Java and the GPL: Too Little Too Late?

by Tom Bradford

So the other day Sun announced that Java would be released as true open source software under the terms of the GPL(v2). A few years ago, when I was developing a considerable number of my projects in Java, this would have been greatly welcomed news for both myself and other BSD users. After all, for the past several years, getting Java built and operational on our operating system has been much akin to pulling so many teeth, and the results were almost always wholly dependent on how well you crossed your fingers.

So the question now is this: What does it mean for BSD developers? We'll no doubt soon be seeing JDK binary packages and complete source trees available via ports, but after several years of incredible platform bloat and withering industry attention, do BSD developers even care about Java anymore?

Over the past year, I've spent most of my time coding system-level stuff in pure C, and it's quite obvious that other developers have latched onto other languages like Ruby. Like those ex-lovers who refused to give us back our LPs, is Java dead to us, or is there still hope for a rebirth?

5 Comments

chromatic
2006-11-14 12:00:41
I find Java the language rather painful to use, but now that the platform is open, I mind much less using programs written in the language. Besides that, there are plenty of languages ported to the JVM that suddenly become much more interesting.
fred
2006-11-14 13:50:52
This probably doesn't mean near so much to the individual hacker as it does to all the companies that have a significant java codebase that just gained control of their own destiny. I'm wiling to bet there is a lot of java code out there. And this is also a boon to those universities that have chosen, for right or wrong, to base their curriculum around java. Also think of all the rd dollars that have gone into the javavm. This is a great artifact to study. It seems short sighted to dismiss this just because your community doesn't use it.
po
2006-11-15 21:57:52
It will (hopefully) mean JVM's for BSD's on SPARC systems; something Sun has never made even the slightest pretense of offering is now an option. Some people (*cough*) have perfectly servicable UltraSPARC systems who want both FreeBSD or OpenBSD -and- a recent JVM to run funky things like Jython or JRuby.
bob
2006-12-17 13:56:15
I doubt it will make difference. You could have always have ported the JVM to any architecture you wanted. The license was not what was preventing you from building Java on BSD.


The problem is that the JVM is one of the most complex C++ applications that you can download source code for. Porting it is hard work. The new license isn't going to make you smarter, or the problem easier.

Bob
2006-12-17 14:02:18
Also, I can't believe people want to port the JVM to a *BSD/sparc so they can run Jython or JRuby.
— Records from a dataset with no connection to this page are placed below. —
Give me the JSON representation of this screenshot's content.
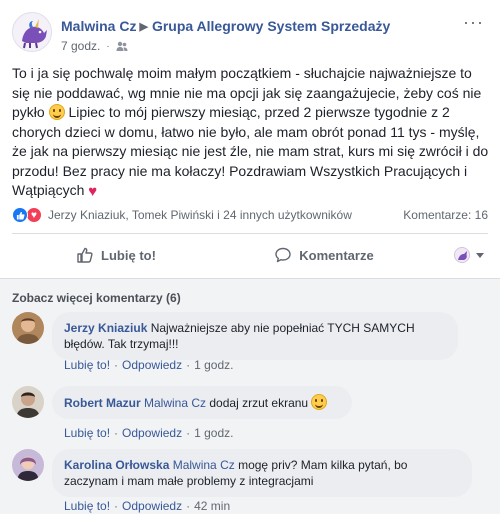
{
  "post": {
    "author": "Malwina Cz",
    "group": "Grupa Allegrowy System Sprzedaży",
    "time": "7 godz.",
    "text_part1": "To i ja się pochwalę moim małym początkiem - słuchajcie najważniejsze to się nie poddawać, wg mnie nie ma opcji jak się zaangażujecie, żeby coś nie pykło ",
    "text_part2": " Lipiec to mój pierwszy miesiąc, przed 2 pierwsze tygodnie z 2 chorych dzieci w domu, łatwo nie było, ale mam obrót ponad 11 tys - myślę, że jak na pierwszy miesiąc nie jest źle, nie mam strat, kurs mi się zwrócił i do przodu! Bez pracy nie ma kołaczy! Pozdrawiam Wszystkich Pracujących i Wątpiących ",
    "reactors": "Jerzy Kniaziuk, Tomek Piwiński i 24 innych użytkowników",
    "comments_count": "Komentarze: 16"
  },
  "actions": {
    "like": "Lubię to!",
    "comment": "Komentarze"
  },
  "comments": {
    "view_more": "Zobacz więcej komentarzy (6)",
    "items": [
      {
        "name": "Jerzy Kniaziuk",
        "tag": "",
        "text": "Najważniejsze aby nie popełniać TYCH SAMYCH błędów. Tak trzymaj!!!",
        "like": "Lubię to!",
        "reply": "Odpowiedz",
        "time": "1 godz."
      },
      {
        "name": "Robert Mazur",
        "tag": "Malwina Cz",
        "text": "dodaj zrzut ekranu",
        "like": "Lubię to!",
        "reply": "Odpowiedz",
        "time": "1 godz."
      },
      {
        "name": "Karolina Orłowska",
        "tag": "Malwina Cz",
        "text": "mogę priv? Mam kilka pytań, bo zaczynam i mam małe problemy z integracjami",
        "like": "Lubię to!",
        "reply": "Odpowiedz",
        "time": "42 min"
      }
    ]
  },
  "icons": {
    "settings": "group-privacy-icon",
    "like": "thumbs-up-icon",
    "comment": "speech-bubble-icon",
    "love": "heart-icon",
    "smile": "smile-emoji-icon"
  },
  "colors": {
    "link": "#385898",
    "like_blue": "#1877f2",
    "love_red": "#f33e58",
    "comments_bg": "#f2f3f5"
  }
}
So you want to run Python and Ruby programs more slowly than the standard Python and Ruby interpreters, and with weird compatibility bugs?


Was the license really stopping you from porting the JVM to *BSD/sparc?